Lynching of Nancy Pelosi

It failed, of course, mostly. But that’s what it was, a lynching: in the long tradition of mobs acting out their fears that somebody has violated their understanding of “one nation under God.”


It was a lynching, led by mobsters carrying flags, banners, and crosses but also nooses, weapons, and zip ties. It was serious business they were about, and much of what they planned they actually accomplished.


What they intended was rebellion against the federal establishment (and the so-called “deep state”) whom they accuse of standing in the way of Making America Great Again.


People like Nancy Pelosi.


She is eighty years old and has been in elected office since 1978. She is now the most powerful woman in Washington DC, perhaps in the whole United States.


Nancy Pelosi embodies and represents all that the mobsters resent: professional politician, liberal Democrat, coastal elite, articulate advocate, even Roman Catholic (although few of the mobsters would actually admit that they think of Catholics as quasi-Christian at best and thus as powerful roadblocks to their version of Christian nationalism).


Did I list powerful woman? Many of these marchers come from religious networks high on authoritative males and low on empowered females.


The mobsters came to Washington to disrupt Nancy’s work and destroy her business—the people’s business. They found her office, stole her mail, desecrated her desk … and took pictures of themselves doing it.


They almost got her; and in their gutless glee they did manage to bring death and destruction to the place where she wields so much power. Five people have died, others are wounded, some caught the COVID, and the aftermath: hundreds of their own marchers are cowering at home waiting for the knock on the door from an incensed federal officer holding in her hand a warrant for an arrest.


Federal officers appointed to protect Nancy Pelosi and thousands of other people working on the country’s business underestimated the ferocity of the mobs. Much like their ancestors misjudged the rebels who approached the capital in July of 1861, and for much the same reason.


That earlier attack on the federal government resulted in the first battle of Bull Run Creek. It shocked the capital establishment and foreshadowed a long and costly struggle to rescue government of the people, by the people, and for the people from the wickedness of those who wished to blow it up.


Then and now, people (including me) have called for calm, for dialogue, for peace. But then and now, we were not and are not listening.


For almost 70 years, the rabble rousers have been spewing rhetoric of revolution, denouncing the establishment as corrupt, wicked, and a threat to their way of life, their “Christian” way of life. The culprit shifted from blacks to communists to liberals to elites to secularists to socialists; or to “radical socialists” in the disgusting campaign ads of Kelly Loeffler to retain her Senate seat in Georgia.

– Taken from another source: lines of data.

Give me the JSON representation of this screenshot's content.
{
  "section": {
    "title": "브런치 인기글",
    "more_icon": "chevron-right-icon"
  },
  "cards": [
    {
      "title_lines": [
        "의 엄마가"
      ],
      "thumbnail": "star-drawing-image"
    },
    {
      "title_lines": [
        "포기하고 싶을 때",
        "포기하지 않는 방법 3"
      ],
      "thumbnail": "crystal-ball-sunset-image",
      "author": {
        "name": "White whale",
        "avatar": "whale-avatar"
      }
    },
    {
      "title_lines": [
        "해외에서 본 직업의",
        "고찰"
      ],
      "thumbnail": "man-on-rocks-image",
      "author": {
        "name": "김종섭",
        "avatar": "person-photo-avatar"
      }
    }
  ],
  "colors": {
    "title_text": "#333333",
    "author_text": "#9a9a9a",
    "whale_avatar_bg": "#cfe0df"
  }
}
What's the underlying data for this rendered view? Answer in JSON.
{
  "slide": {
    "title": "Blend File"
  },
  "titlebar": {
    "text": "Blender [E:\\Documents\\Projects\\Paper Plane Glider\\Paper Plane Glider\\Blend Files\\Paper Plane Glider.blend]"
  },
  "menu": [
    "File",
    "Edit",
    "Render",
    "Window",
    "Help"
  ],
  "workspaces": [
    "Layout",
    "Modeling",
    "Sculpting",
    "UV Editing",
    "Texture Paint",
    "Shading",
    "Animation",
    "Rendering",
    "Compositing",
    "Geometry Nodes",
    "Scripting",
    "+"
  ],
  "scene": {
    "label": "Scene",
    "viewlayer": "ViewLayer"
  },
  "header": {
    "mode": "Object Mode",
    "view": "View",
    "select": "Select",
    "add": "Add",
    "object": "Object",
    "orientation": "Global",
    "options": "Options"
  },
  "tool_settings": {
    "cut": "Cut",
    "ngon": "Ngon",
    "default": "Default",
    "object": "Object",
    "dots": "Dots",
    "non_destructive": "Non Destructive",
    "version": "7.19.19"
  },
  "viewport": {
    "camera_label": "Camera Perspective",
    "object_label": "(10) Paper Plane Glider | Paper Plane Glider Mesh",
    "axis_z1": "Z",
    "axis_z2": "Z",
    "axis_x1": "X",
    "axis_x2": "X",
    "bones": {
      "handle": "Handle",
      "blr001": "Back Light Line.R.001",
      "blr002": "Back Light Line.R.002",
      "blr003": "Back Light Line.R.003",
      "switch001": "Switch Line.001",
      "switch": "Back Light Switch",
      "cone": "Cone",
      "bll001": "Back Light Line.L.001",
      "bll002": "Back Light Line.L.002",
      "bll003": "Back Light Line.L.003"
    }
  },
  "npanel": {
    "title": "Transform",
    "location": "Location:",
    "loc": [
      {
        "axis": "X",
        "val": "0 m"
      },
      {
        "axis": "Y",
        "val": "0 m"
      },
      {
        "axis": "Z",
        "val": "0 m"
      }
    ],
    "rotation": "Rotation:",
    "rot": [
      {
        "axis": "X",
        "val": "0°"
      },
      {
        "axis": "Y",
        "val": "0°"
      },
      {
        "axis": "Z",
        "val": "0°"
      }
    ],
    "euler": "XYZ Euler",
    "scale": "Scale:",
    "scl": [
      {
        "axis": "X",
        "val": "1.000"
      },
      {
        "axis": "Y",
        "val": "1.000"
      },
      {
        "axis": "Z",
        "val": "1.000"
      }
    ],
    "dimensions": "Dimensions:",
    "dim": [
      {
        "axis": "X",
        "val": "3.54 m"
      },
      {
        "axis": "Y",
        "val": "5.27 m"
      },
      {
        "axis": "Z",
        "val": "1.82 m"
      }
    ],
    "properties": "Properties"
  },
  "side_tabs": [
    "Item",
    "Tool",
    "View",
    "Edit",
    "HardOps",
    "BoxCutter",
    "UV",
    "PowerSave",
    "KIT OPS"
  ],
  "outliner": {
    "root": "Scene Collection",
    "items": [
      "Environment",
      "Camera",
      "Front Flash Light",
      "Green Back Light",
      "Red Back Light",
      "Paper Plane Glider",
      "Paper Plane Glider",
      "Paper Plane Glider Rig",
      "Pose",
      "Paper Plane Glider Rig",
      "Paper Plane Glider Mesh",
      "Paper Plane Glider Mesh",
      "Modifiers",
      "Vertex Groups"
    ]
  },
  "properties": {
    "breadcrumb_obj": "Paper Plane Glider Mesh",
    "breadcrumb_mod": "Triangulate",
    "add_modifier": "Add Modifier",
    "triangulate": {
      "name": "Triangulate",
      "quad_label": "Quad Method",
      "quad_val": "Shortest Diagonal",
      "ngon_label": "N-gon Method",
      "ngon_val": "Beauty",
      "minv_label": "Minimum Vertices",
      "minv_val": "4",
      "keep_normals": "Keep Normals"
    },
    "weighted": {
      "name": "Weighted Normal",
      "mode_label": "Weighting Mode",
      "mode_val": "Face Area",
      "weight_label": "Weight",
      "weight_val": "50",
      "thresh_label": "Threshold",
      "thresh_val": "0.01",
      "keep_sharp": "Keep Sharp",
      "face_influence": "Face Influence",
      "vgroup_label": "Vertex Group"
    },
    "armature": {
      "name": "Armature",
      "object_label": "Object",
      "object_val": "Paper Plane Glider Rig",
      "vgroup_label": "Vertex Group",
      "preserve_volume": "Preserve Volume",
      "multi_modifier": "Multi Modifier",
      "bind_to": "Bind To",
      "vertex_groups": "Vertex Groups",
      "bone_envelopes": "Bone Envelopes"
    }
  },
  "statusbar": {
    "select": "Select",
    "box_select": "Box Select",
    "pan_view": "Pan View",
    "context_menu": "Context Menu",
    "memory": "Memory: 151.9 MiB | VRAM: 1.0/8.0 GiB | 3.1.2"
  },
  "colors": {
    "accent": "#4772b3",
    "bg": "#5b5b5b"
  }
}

But then and now, race is at the bottom of things. Race is not the only thing at the bottom, but it is one big thing. Time and time again, these mobsters and their recent ancestors have organized their hatred of the other, the stranger, the intruder, the immigrant, the one who is different. Especially a different color. Four years ago, you remember, their anger was directed toward the immigrant and the refugee.


Did you note the color of the marchers on last Wednesday?


Mostly white, mostly white men. Mostly white men from the South. Which explains why six of the eight U S Senators who voted against confirming the election of Joseph Biden are from the South. And why all eight of them are connected to the Evangelical wing of the Christian community in America.




I think not. The Christian community in the South continues to be, largely, fermenters of racism, cultural resistance, and national rebellion. Again.


Trump did not create this mob. They created him. Yes, he was already a vile figure and totally unfit for service to the nation. But there is a reason they selected Donald J. Trump instead of Jeb Bush in 2016. Trump was saying in public and on the political trail what the people had been hearing for years in church, at the club, and on the radio.


Trump seized the opportunity to give voice to the distorted fears of these mobsters. Along the way he boasted “I could shoot somebody in the street in New York and not lose any support,” Wednesday proved him right.


And proved most of us wrong. The riot was not an aberration of the rightwing movement; the riot was a revelation to us of what they have been for years, for decades, for centuries. Once upon a time these emotions mobilized the mob to seize some poor black man, drag him from the county jail, and hang him from a tree.


Now, their lynching desires are turned against the perceived public enemies of Christian America. People like Nancy Pelosi.




(January 2021)